The UK Customer Satisfaction Index from the Institute of Customer Service (ICS) - which asked for feedback from 10,000 people on customer service levels across different companies, brands and sectors - gave the leisure sector a rating of 79.6 out of 100, down from c82 in January.
The slight decline was reflected in individual companies and brands that are included in the list of top 50 firms ranked according to customer satisfaction. The top performer in the eating and drinking out sector was Pret A Manger, which was included for the first time and had a ranking of 83.4, making it 12th in the list.
Toby Carvery moved up from 23rd to 17th place but its customer satisfaction score fell from 83.7 to 82.8. Greggs’ score declined from 84.8 to 82.5 as it moved from 14th to 21st.

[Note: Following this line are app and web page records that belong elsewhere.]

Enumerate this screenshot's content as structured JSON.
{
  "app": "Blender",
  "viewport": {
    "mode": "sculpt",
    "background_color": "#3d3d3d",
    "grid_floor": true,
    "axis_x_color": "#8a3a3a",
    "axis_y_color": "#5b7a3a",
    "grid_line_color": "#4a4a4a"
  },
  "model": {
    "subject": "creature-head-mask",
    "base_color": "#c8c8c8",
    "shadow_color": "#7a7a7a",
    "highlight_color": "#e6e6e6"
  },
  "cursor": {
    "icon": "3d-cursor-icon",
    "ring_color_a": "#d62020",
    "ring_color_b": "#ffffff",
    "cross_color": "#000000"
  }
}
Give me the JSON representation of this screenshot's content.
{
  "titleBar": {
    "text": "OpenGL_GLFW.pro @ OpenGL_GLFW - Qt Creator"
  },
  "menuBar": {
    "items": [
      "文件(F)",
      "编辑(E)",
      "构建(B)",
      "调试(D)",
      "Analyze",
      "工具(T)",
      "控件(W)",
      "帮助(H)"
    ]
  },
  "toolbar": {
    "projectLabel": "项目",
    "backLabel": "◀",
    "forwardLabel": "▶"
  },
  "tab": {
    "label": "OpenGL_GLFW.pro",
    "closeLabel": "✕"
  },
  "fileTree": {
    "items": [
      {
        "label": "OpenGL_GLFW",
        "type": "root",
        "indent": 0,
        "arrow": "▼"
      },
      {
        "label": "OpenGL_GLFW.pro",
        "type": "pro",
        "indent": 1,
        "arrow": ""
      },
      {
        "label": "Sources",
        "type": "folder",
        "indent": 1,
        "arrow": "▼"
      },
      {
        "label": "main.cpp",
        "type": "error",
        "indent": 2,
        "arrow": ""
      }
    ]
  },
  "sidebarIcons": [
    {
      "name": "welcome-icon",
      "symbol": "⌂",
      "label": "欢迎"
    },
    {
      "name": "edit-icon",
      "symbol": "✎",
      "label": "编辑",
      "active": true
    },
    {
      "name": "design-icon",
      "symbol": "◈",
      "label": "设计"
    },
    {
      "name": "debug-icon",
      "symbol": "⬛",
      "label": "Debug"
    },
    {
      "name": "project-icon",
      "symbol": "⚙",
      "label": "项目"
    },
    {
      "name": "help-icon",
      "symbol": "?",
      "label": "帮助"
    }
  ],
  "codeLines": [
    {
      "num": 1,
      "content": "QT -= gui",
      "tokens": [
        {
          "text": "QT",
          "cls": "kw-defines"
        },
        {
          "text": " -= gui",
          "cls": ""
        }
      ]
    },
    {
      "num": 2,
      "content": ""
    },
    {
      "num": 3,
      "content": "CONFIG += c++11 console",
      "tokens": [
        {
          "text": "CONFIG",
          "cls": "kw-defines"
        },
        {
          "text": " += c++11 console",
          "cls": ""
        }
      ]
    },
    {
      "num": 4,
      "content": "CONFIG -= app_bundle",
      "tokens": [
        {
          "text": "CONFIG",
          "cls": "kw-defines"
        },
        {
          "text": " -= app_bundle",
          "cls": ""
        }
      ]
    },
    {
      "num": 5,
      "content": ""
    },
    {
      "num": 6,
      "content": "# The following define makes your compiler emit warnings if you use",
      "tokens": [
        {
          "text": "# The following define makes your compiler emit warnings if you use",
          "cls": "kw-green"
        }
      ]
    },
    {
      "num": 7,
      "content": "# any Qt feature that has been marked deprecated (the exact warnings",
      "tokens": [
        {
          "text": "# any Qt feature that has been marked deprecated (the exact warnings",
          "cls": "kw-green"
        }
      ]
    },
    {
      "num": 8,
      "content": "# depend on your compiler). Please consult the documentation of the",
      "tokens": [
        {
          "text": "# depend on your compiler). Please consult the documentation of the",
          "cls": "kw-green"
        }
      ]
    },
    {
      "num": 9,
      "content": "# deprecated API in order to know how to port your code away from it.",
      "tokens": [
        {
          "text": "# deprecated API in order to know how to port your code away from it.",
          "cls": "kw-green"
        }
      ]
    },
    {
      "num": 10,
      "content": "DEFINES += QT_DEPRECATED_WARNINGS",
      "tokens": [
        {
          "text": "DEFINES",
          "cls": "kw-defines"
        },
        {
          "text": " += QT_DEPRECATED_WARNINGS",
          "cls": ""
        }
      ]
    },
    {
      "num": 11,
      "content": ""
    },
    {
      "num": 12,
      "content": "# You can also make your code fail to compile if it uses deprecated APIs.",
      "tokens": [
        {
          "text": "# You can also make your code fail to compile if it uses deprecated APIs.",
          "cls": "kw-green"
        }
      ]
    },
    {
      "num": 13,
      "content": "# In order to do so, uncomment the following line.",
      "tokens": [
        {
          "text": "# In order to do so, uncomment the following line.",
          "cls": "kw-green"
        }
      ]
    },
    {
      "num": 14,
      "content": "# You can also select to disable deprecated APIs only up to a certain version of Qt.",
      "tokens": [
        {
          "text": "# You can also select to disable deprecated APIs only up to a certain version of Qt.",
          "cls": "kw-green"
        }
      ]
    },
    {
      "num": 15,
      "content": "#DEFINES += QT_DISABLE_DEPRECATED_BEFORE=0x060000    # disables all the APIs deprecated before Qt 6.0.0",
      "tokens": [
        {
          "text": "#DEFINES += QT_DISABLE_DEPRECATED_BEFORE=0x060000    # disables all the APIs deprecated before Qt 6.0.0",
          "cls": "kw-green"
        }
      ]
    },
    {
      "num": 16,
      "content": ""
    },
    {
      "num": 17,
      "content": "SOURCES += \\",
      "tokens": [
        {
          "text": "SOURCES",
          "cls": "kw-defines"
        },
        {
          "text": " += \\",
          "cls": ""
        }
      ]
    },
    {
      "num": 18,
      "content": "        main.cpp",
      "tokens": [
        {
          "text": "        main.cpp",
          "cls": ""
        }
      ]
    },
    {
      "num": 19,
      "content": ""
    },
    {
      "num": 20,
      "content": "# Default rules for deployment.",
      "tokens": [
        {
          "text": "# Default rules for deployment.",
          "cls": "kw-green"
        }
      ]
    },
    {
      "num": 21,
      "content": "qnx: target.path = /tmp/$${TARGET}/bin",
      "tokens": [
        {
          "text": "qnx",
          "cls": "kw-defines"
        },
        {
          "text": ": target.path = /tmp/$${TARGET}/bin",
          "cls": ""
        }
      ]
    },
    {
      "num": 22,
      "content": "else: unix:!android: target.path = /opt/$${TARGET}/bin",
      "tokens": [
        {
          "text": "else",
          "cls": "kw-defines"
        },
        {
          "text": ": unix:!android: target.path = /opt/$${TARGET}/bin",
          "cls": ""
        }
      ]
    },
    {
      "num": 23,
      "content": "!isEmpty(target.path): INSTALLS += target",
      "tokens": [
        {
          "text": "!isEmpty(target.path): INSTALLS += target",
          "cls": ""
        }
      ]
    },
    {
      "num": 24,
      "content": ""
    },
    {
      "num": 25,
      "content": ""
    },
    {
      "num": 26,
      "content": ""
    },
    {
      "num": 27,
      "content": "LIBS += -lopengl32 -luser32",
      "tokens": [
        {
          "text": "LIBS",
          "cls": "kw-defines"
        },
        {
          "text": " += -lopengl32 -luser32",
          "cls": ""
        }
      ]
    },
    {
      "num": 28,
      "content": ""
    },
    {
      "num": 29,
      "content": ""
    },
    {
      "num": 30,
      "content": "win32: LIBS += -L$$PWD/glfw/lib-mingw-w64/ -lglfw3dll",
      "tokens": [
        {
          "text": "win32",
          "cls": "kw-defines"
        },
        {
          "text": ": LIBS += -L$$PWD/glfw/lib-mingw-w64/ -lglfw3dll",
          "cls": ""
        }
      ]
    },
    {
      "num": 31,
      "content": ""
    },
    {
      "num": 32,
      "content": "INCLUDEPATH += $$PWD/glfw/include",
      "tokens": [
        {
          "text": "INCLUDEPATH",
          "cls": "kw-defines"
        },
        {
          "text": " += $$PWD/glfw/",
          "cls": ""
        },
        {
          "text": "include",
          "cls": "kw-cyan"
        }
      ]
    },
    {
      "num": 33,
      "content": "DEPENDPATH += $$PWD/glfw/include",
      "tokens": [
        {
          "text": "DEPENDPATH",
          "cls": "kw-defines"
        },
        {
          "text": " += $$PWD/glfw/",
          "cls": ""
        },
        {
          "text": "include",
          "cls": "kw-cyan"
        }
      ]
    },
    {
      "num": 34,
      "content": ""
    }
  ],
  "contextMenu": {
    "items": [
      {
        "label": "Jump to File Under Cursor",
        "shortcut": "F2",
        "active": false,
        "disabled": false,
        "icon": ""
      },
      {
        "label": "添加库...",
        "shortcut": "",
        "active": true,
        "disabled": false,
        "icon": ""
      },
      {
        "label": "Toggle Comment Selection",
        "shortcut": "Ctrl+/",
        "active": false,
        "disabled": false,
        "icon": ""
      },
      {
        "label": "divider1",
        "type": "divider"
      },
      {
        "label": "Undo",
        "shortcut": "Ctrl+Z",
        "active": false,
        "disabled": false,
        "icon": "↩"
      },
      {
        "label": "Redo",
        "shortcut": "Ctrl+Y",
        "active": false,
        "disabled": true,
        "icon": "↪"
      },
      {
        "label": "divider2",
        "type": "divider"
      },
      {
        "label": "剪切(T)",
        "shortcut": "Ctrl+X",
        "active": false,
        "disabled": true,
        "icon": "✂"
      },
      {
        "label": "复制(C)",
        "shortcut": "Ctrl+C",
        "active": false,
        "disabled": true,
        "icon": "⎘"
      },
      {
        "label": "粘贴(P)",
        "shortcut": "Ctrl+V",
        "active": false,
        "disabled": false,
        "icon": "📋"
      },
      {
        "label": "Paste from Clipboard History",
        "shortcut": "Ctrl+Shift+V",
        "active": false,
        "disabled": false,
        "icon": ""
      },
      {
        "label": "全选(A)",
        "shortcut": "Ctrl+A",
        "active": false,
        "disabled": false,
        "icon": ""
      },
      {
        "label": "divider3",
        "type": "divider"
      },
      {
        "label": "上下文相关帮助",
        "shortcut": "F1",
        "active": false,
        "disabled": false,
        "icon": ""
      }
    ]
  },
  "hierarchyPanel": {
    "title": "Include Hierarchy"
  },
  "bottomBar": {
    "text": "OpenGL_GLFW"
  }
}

There were also declines in score for Subway (82.4 to 81.4, 34th to joint 32nd place), Costa Coffee (82.1 to 80.9, 37th to joint 40th), PizzaExpress (81.8 to 80.6, 44nd to 47th) and Caffe Nero (83.9 to 80.5, 22nd to joint 48th)
Overall, the leisure sector was behind the automotive industry (79.7), tourism (79.8), food retail (80.9) and non-food retail (82.2).
Across all industries, the research found that consumers are less satisfied with their customer experience now than they were in January 2011. The overall satisfaction score was 76.3% this, a fall from 78.2% in 2013.
Only ten organisations in the top 50 improved on their performance since July 2013. John Lewis and Amazon came top of the survey of nearly 10,000 consumers
The study also found that the people most likely to be dissatisfied with levels of customer service are from younger age groups. “This suggests that customer expectations will continue to rise over time, and that organisations will need to adapt in order to maintain their customer focus,” said the ICS.
The majority of customers (60%) want a balance of price and service with at least threshold levels of customer service, in all sectors. One in four (24%) of customers indicated that they favour excellent service and would be prepared to pay a premium for it, whereas 15% are primarily motivated to seek the cheapest prices, even if this means compromising the quality of customer service.
Jo Causon, chief executive of the Institute of Customer Service, said: “There are a number of factors that could be influencing the downward trend in satisfaction. Customer expectations are rising and their needs are changing more quickly, with speed, convenience and being easy to do business with particularly important. In this environment, organisations must invest in customer insight and apply it with agility. They will also need continuously to review their customer service skills, capabilities and standards to ensure they are relevant to changing customer needs.
“The UK is now a genuine relationship economy, where an organisation’s long-term success is determined by the quality of interactions between customers, suppliers, partners and organisations. The evidence in UKCSI shows a clear correlation between high levels of customer satisfaction and increased trust, loyalty, recommendation and sales growth, something that can be demonstrated clearly in the retail food sector.
“Organisations that deliver sustained, long-term success are those with a strategic leadership commitment to customer service across the whole customer experience. As the economy moves into growth, there is a temptation to prioritise a short-term boost in customer numbers; but the evidence from UKCSI demonstrates that only a consistent focus on the customer experience will enable organisations to adapt to changing customer expectations and achieve sustainable success.”
The score for each organisation is the average of all its customers’ satisfaction scores, and the scores for each sector are an average of all responses.